Magazine article New African

Chris Kirubi: The Billionaire on Wealth Creation

Magazine article New African

Chris Kirubi: The Billionaire on Wealth Creation

Article excerpt

Chris Kirubi, the envy of many entrepreneurs, is a celebrated household name in East Africa. In an exclusive interview with our Nairobi Senior Correspondent, Wanjohi Kabukuru, the Kenyan billionaire discusses business from a continental perspective.

In his usual impeccably well-tailored attire, Kirubi can be all smiles with catwalk queens, gracing society magazine or newspaper pages, or entertaining listeners on his music show under the moniker "DJ CK". Never mind that he does this radio show on his own radio station. Away from the entertainment scene, Kirubi will appear dapperly dressed in double-breasted suits with presidents and diplomats, discussing economic policies. But behind the smile is a perceptive mind that has weathered the storms of East Africa's bullish stock markets and mastered the intricate art of corporate boardroom negotiations, whose scale is almost always dizzying multi-billion-dollar deals.
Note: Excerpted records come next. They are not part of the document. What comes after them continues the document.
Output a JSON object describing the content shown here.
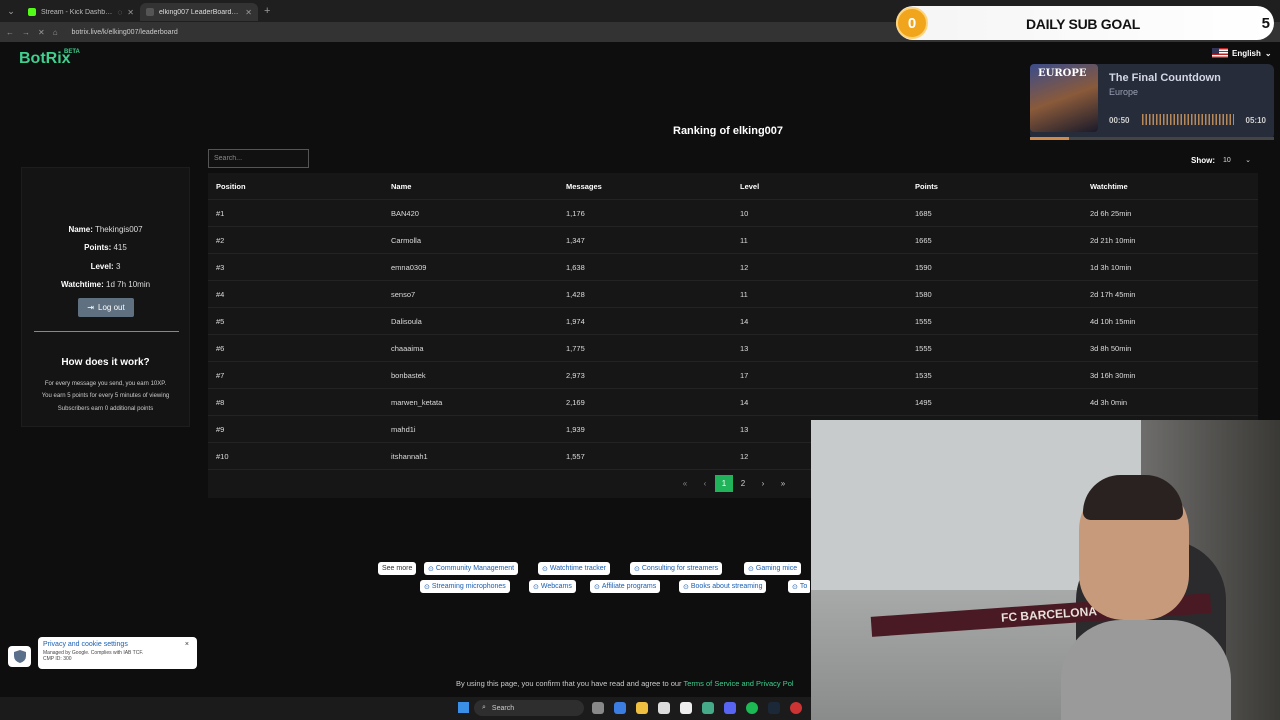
{
  "browser": {
    "tabs": [
      {
        "title": "Stream - Kick Dashboard",
        "active": false,
        "favicon_color": "#53fc18"
      },
      {
        "title": "elking007 LeaderBoard | The b",
        "active": true,
        "favicon_color": "#3fcf8e"
      }
    ],
    "url": "botrix.live/k/elking007/leaderboard"
  },
  "overlay": {
    "sub_count": "0",
    "goal_label": "DAILY SUB GOAL",
    "goal_target": "5"
  },
  "music": {
    "album_text": "EUROPE",
    "song": "The Final Countdown",
    "artist": "Europe",
    "elapsed": "00:50",
    "duration": "05:10",
    "progress": 0.16
  },
  "header": {
    "logo": "BotRix",
    "logo_badge": "BETA",
    "language": "English"
  },
  "profile": {
    "name_label": "Name:",
    "name": "Thekingis007",
    "points_label": "Points:",
    "points": "415",
    "level_label": "Level:",
    "level": "3",
    "watchtime_label": "Watchtime:",
    "watchtime": "1d 7h 10min",
    "logout": "Log out",
    "how_title": "How does it work?",
    "how_lines": [
      "For every message you send, you earn 10XP.",
      "You earn 5 points for every 5 minutes of viewing",
      "Subscribers earn 0 additional points"
    ]
  },
  "leaderboard": {
    "title": "Ranking of elking007",
    "search_placeholder": "Search...",
    "show_label": "Show:",
    "show_value": "10",
    "columns": [
      "Position",
      "Name",
      "Messages",
      "Level",
      "Points",
      "Watchtime"
    ],
    "rows": [
      [
        "#1",
        "BAN420",
        "1,176",
        "10",
        "1685",
        "2d 6h 25min"
      ],
      [
        "#2",
        "Carmolla",
        "1,347",
        "11",
        "1665",
        "2d 21h 10min"
      ],
      [
        "#3",
        "emna0309",
        "1,638",
        "12",
        "1590",
        "1d 3h 10min"
      ],
      [
        "#4",
        "senso7",
        "1,428",
        "11",
        "1580",
        "2d 17h 45min"
      ],
      [
        "#5",
        "Dalisoula",
        "1,974",
        "14",
        "1555",
        "4d 10h 15min"
      ],
      [
        "#6",
        "chaaaima",
        "1,775",
        "13",
        "1555",
        "3d 8h 50min"
      ],
      [
        "#7",
        "bonbastek",
        "2,973",
        "17",
        "1535",
        "3d 16h 30min"
      ],
      [
        "#8",
        "marwen_ketata",
        "2,169",
        "14",
        "1495",
        "4d 3h 0min"
      ],
      [
        "#9",
        "mahd1i",
        "1,939",
        "13",
        "",
        ""
      ],
      [
        "#10",
        "itshannah1",
        "1,557",
        "12",
        "",
        ""
      ]
    ],
    "pages": [
      "«",
      "‹",
      "1",
      "2",
      "›",
      "»"
    ],
    "current_page": "1"
  },
  "tags": {
    "see_more": "See more",
    "row1": [
      "Community Management",
      "Watchtime tracker",
      "Consulting for streamers",
      "Gaming mice"
    ],
    "row2": [
      "Streaming microphones",
      "Webcams",
      "Affiliate programs",
      "Books about streaming",
      "To"
    ]
  },
  "consent": {
    "text": "By using this page, you confirm that you have read and agree to our ",
    "link": "Terms of Service and Privacy Pol"
  },
  "privacy": {
    "title": "Privacy and cookie settings",
    "line1": "Managed by Google. Complies with IAB TCF.",
    "line2": "CMP ID: 300",
    "close": "×"
  },
  "webcam": {
    "scarf_text": "FC BARCELONA"
  },
  "taskbar": {
    "search": "Search"
  }
}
Kirubi has been among the key faces known as Kenya's "Mr Money Bags" for five decades and counting, with vast interests in energy generation, fast-moving consumer goods, media, health care, hospitality, financial services, processing, retailing, real estate and even manufacturing. And just when one begins to think that he is considering letting his astute ideas rest, Kirubi says he is still dreaming of new investment ventures.
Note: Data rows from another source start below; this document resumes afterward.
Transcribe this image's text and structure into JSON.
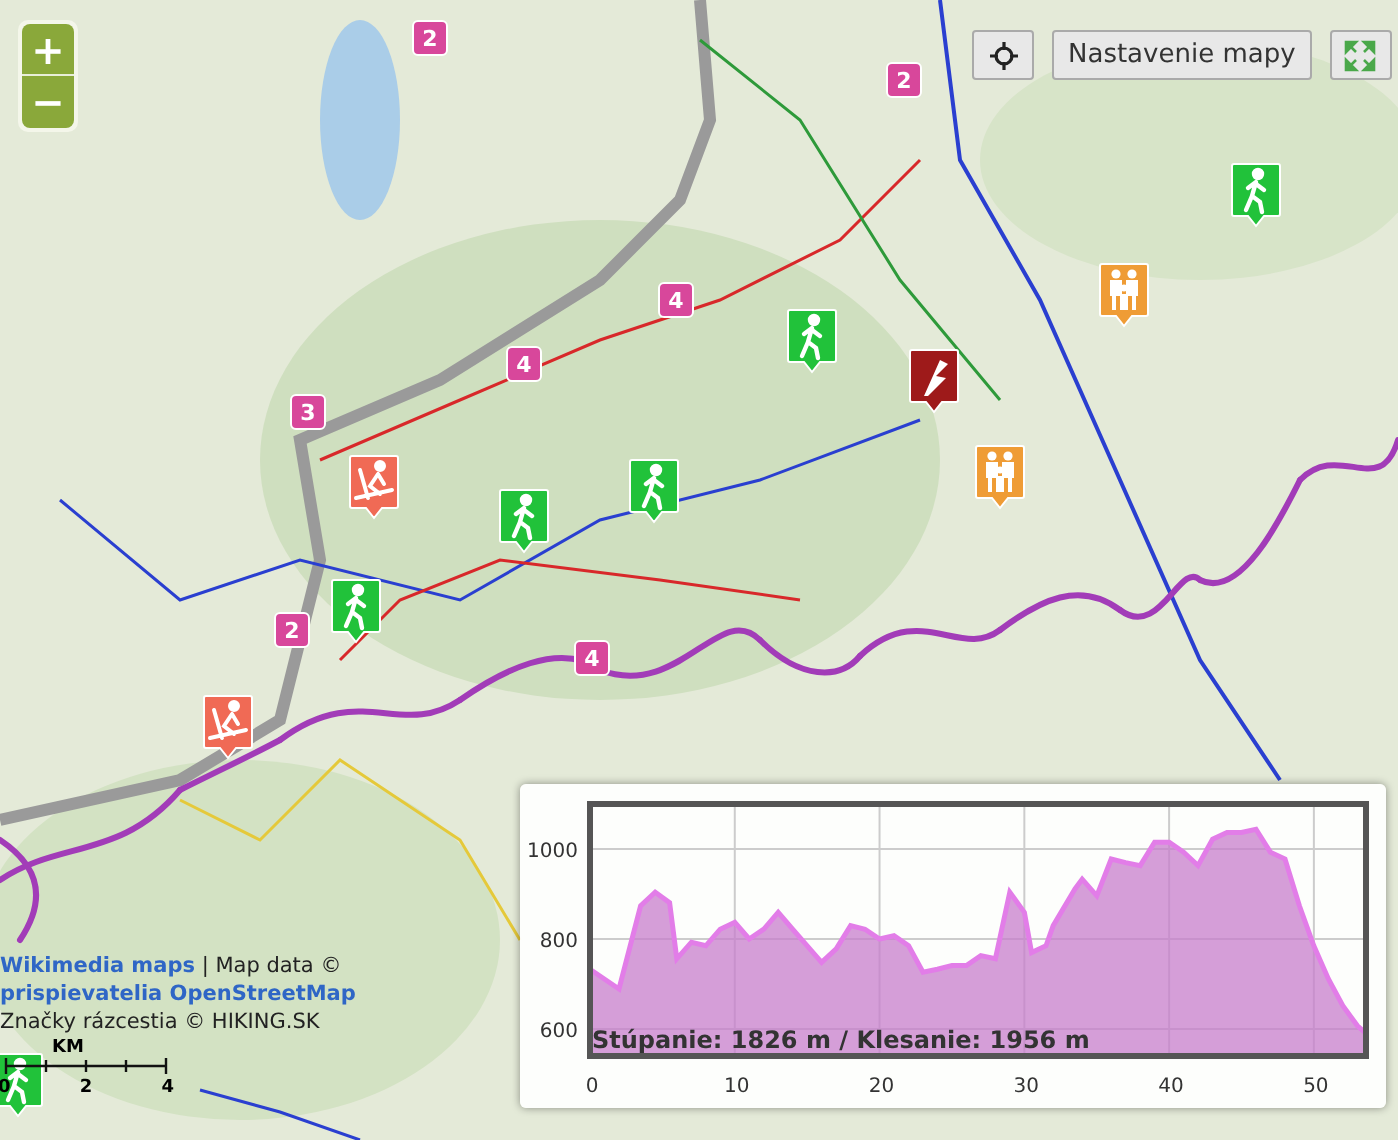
{
  "zoom_controls": {
    "zoom_in": "+",
    "zoom_out": "−"
  },
  "toolbar": {
    "settings_button": "Nastavenie mapy"
  },
  "markers": [
    {
      "kind": "number",
      "label": "2"
    },
    {
      "kind": "number",
      "label": "2"
    },
    {
      "kind": "hiker"
    },
    {
      "kind": "family"
    },
    {
      "kind": "number",
      "label": "4"
    },
    {
      "kind": "hiker"
    },
    {
      "kind": "number",
      "label": "4"
    },
    {
      "kind": "poi"
    },
    {
      "kind": "number",
      "label": "3"
    },
    {
      "kind": "skier"
    },
    {
      "kind": "hiker"
    },
    {
      "kind": "hiker"
    },
    {
      "kind": "family"
    },
    {
      "kind": "number",
      "label": "2"
    },
    {
      "kind": "hiker"
    },
    {
      "kind": "number",
      "label": "4"
    },
    {
      "kind": "skier"
    },
    {
      "kind": "hiker"
    }
  ],
  "attribution": {
    "source_link": "Wikimedia maps",
    "data_text": "| Map data ©",
    "osm_link": "prispievatelia OpenStreetMap",
    "signs_text": "Značky rázcestia © HIKING.SK"
  },
  "scale": {
    "unit": "KM",
    "ticks": [
      "0",
      "2",
      "4"
    ]
  },
  "profile": {
    "summary": "Stúpanie: 1826 m / Klesanie: 1956 m",
    "chart_data": {
      "type": "area",
      "x": [
        0,
        2,
        3.5,
        4.5,
        5.5,
        6,
        7,
        8,
        9,
        10,
        11,
        12,
        13,
        14,
        15,
        16,
        17,
        18,
        19,
        20,
        21,
        22,
        23,
        24,
        25,
        26,
        27,
        28,
        29,
        30,
        30.5,
        31.5,
        32,
        33.5,
        34,
        35,
        36,
        37,
        38,
        39,
        40,
        41,
        42,
        43,
        44,
        45,
        46,
        47,
        48,
        49,
        50,
        51,
        52,
        53,
        53.5
      ],
      "values": [
        733,
        689,
        874,
        904,
        881,
        756,
        793,
        785,
        822,
        837,
        800,
        822,
        859,
        822,
        785,
        748,
        778,
        830,
        822,
        800,
        807,
        785,
        726,
        733,
        741,
        741,
        763,
        756,
        904,
        859,
        770,
        785,
        830,
        911,
        933,
        896,
        978,
        970,
        963,
        1015,
        1015,
        993,
        963,
        1022,
        1037,
        1037,
        1044,
        993,
        978,
        874,
        785,
        711,
        652,
        607,
        593
      ],
      "xlim": [
        0,
        53.6
      ],
      "ylim": [
        540,
        1100
      ],
      "xticks": [
        0,
        10,
        20,
        30,
        40,
        50
      ],
      "yticks": [
        600,
        800,
        1000
      ],
      "grid": true
    }
  }
}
"I dream of how to create wealth," Kirubi begins in our interview. "I know I haven't achieved all I want and I am still working on doing more. We are not theoreticians, we are practical and know how to do business in Africa."
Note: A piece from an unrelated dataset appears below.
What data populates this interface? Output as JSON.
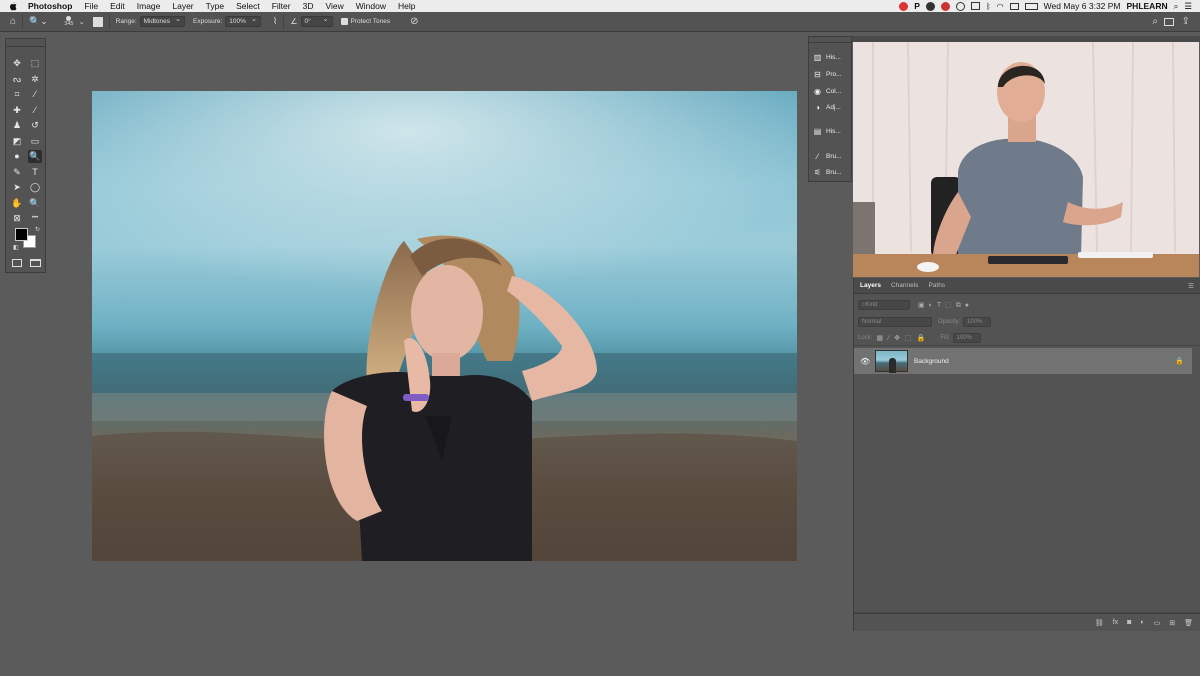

Creating wealth

To give credence to his dreams to "create wealth", Kirubi articulates his roll-out of two mammoth mega-bucks power projects and East Africa's largest shopping mall simultaneously.

"You cannot be competitive in the world if your cost of energy is high. For Kenya to supply the world we must make our energy competitive. At the moment our costs are a hindrance," Kirubi says and cites Ethiopia, which has become East Africa's leading exporter of electricity.

"Ethiopia is very competitive. If the Ethiopian economy was open they would be very competitive with us," he adds.

On the one hand Kirubi has marshalled a constellation of local and international investors to realise the $2bn Amu coal-fired power plant in the Kenyan coastal county of Lamu.

This fossil fuel power plant, which is expected to generate an additional 981MW into the national grid, has in the recent past generated controversy among the Lamu Island residents and environmentalists keen on the heritage status of the region. The billionaire businessman does not fret about the answers he gives.

"Coal power is what is used in many developed countries with few complaints but it becomes a sensitive subject when developing countries want to use it. Their plans are our task as African countries is to plant trees so that our forests can clean the air which the developed nations have made dirty, thereby slowing our progress," he contends adding:

"We cannot hold back development. We have lots of young people graduating and they don't have jobs. We will be installing modern technologies in our coal Plant to reduce pollution. We must Have progress and at the same time safeguard the environment."

A known pan-Africanist, Kirubi says there is great and limitless potential on the continent but believes more can be done:

"Our young people need jobs. Without jobs they are lured easily to drugs, crime and even extremist groups. But a guy with a job thinks of a home, a wife and investments. He has little time for mischief." On the other hand he has advanced plans for the $300m Akiira geothermal power plant in the Rift Valley county of Nakuru, a 2-hour drive north-west of the Kenyan capital Nairobi, which is expected to generate 140MW.

In between is his $161.2m Two Rivers shopping mall right at the heart of Nairobi's diplomatic hotspot. …

Search by... Author
Show... All Results Primary Sources Peer-reviewed

Oops!

An unknown error has occurred. Please click the button below to reload the page. If the problem persists, please try again in a little while.